Allergy season is getting longer and worse
Allergy seasons are becoming more intense and lasting longer, in part due to climate change.
Why it matters: Warmer temperatures are fueling longer and more intense pollen seasons, studies find. If those trends continue, places that typically have short or less intense allergy seasons could see them extend, experts predict.
What's happening: Spring allergy season in the U.S. typically starts in late March and lasts through early June. But in recent years, the spring allergy season has expanded on the front and back end in some places: starting early in late February and lasting into late June.
- Fall allergy season, when ragweed pollinates, might now begin in August too, instead of in September.
- Soaring pollen counts are "really changing the landscape of allergies," says Neeta Ogden, a clinician allergist and spokesperson for the Asthma and Allergy Foundation of America.
- From 1990 to 2018, pollen counts increased by 21% nationwide, with the greatest increases in the Midwest and Texas, per a 2021 study.
The big picture: About a quarter of U.S. adults suffer from seasonal allergies, according to data from the Centers for Disease Control and Prevention, but certain parts of the country have historically had worse allergy seasons.
- The Midwest, East Coast and parts of Texas boast many "allergy capital" cities where pollen presence, allergy medication use, and the number of allergy specialists is highest, per a 2023 Allergy and Asthma Foundation report. In 2023, Wichita, Kansas, and Dallas lead the list.
- Seven Florida cities are ranked in the top 20 on the "allergy capital" list. No cities west of Texas were considered "allergy capitals."
Yes, but: That could start to shift with climate change, especially in typically cooler areas where the temperature now dips below freezing fewer days during the winter.
- One analysis that has not yet been peer-reviewed from Climate Central, a climate science research group, found the number of freeze-free days is increasing nationwide. In the western U.S., the freeze-free season has lengthened by 27 days since 1970, the most of any region, the analysis found.
- With fewer freezing days, plants have a longer season to grow and pollinate, lengthening pollen and allergy seasons.
- "We do expect that areas that haven't previously had substantial pollen seasons will potentially start to experience pollen seasons," William Anderegg, director of the Wilkes Center for Climate Science and Policy at the University of Utah, told Axios. "As seasons get longer, climate change is moving some plants northward."
Zoom out: Human-caused climate change has many impacts on our health, from its effects on drinking water to air quality.
- The combination of extreme heat and air pollution, a potential in the West during wildfire season, increases mortality risk.
- Warmer weather also breeds public health risks from diseases like the West Nile Virus or Lyme disease, carried by mosquitoes and ticks that thrive in warmer conditions.
- The climate-changed fueled health crisis necessitates a change in the health care system, which will be costly, with estimates at more than $800 billion annually.

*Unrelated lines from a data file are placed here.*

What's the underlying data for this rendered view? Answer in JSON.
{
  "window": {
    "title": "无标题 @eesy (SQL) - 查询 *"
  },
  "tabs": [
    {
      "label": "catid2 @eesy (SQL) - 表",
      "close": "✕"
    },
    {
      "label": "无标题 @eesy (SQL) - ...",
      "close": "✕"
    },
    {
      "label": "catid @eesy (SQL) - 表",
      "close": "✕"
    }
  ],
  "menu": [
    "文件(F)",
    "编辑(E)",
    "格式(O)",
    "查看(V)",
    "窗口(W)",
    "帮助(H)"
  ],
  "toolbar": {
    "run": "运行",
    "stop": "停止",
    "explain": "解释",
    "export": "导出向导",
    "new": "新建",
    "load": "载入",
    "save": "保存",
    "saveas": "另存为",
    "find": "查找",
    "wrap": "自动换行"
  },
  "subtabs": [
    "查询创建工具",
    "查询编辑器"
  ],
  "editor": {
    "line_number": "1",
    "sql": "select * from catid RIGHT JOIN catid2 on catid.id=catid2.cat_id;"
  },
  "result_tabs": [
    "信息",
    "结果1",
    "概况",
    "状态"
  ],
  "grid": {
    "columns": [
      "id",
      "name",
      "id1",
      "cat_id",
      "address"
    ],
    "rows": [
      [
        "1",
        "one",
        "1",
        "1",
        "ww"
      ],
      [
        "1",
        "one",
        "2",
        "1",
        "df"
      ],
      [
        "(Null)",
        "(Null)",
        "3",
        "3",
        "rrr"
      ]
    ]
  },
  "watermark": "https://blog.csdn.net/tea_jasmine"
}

How it works: Pollen and mold levels both contribute to commonly experienced allergy seasons in the U.S., and increasing heat and carbon dioxide levels create an environment for both to thrive.
- The West Coast received a record-breaking amount of rain and snow this winter, which could lead to a more severe allergy season as people are potentially exposed to more pollen and mold.
- In the same 2021 study that found pollen counts increasing in recent decades, Anderegg and his colleagues found that pollen seasons lasted longer and had more intensity throughout North America revealing that "climate change has already exacerbated pollen seasons in the past three decades with attendant deleterious effects on respiratory health."
The bottom line: "The decisions we make to tackle climate change more aggressively will help us confront pollen seasons," Anderegg said.
Editor's note: This story has been corrected to reflect that goldenrod does not cause seasonal allergies.